RECORDS SHOWN.
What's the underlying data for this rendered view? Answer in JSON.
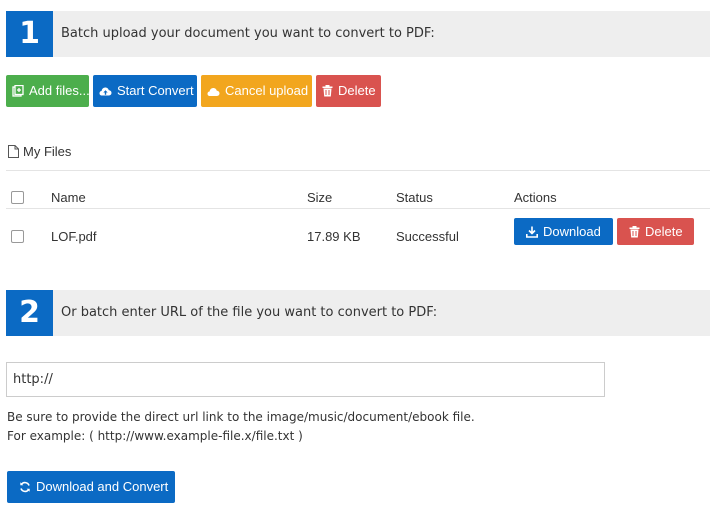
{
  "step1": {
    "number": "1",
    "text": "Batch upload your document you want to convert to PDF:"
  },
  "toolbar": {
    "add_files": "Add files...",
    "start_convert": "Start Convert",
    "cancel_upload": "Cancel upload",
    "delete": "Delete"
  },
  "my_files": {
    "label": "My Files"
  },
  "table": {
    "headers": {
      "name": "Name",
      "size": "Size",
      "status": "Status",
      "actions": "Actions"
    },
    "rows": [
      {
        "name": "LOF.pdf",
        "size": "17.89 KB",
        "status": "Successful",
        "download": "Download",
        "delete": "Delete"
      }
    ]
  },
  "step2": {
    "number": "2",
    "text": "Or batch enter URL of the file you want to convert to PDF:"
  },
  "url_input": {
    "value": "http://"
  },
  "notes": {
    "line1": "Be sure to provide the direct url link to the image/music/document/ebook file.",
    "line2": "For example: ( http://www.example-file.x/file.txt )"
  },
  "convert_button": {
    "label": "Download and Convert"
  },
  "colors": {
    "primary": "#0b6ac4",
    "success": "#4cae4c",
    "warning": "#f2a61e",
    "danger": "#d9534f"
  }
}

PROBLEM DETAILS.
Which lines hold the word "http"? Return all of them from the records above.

ANSWER SPACE.
    "value": "http://"
    "line2": "For example: ( http://www.example-file.x/file.txt )"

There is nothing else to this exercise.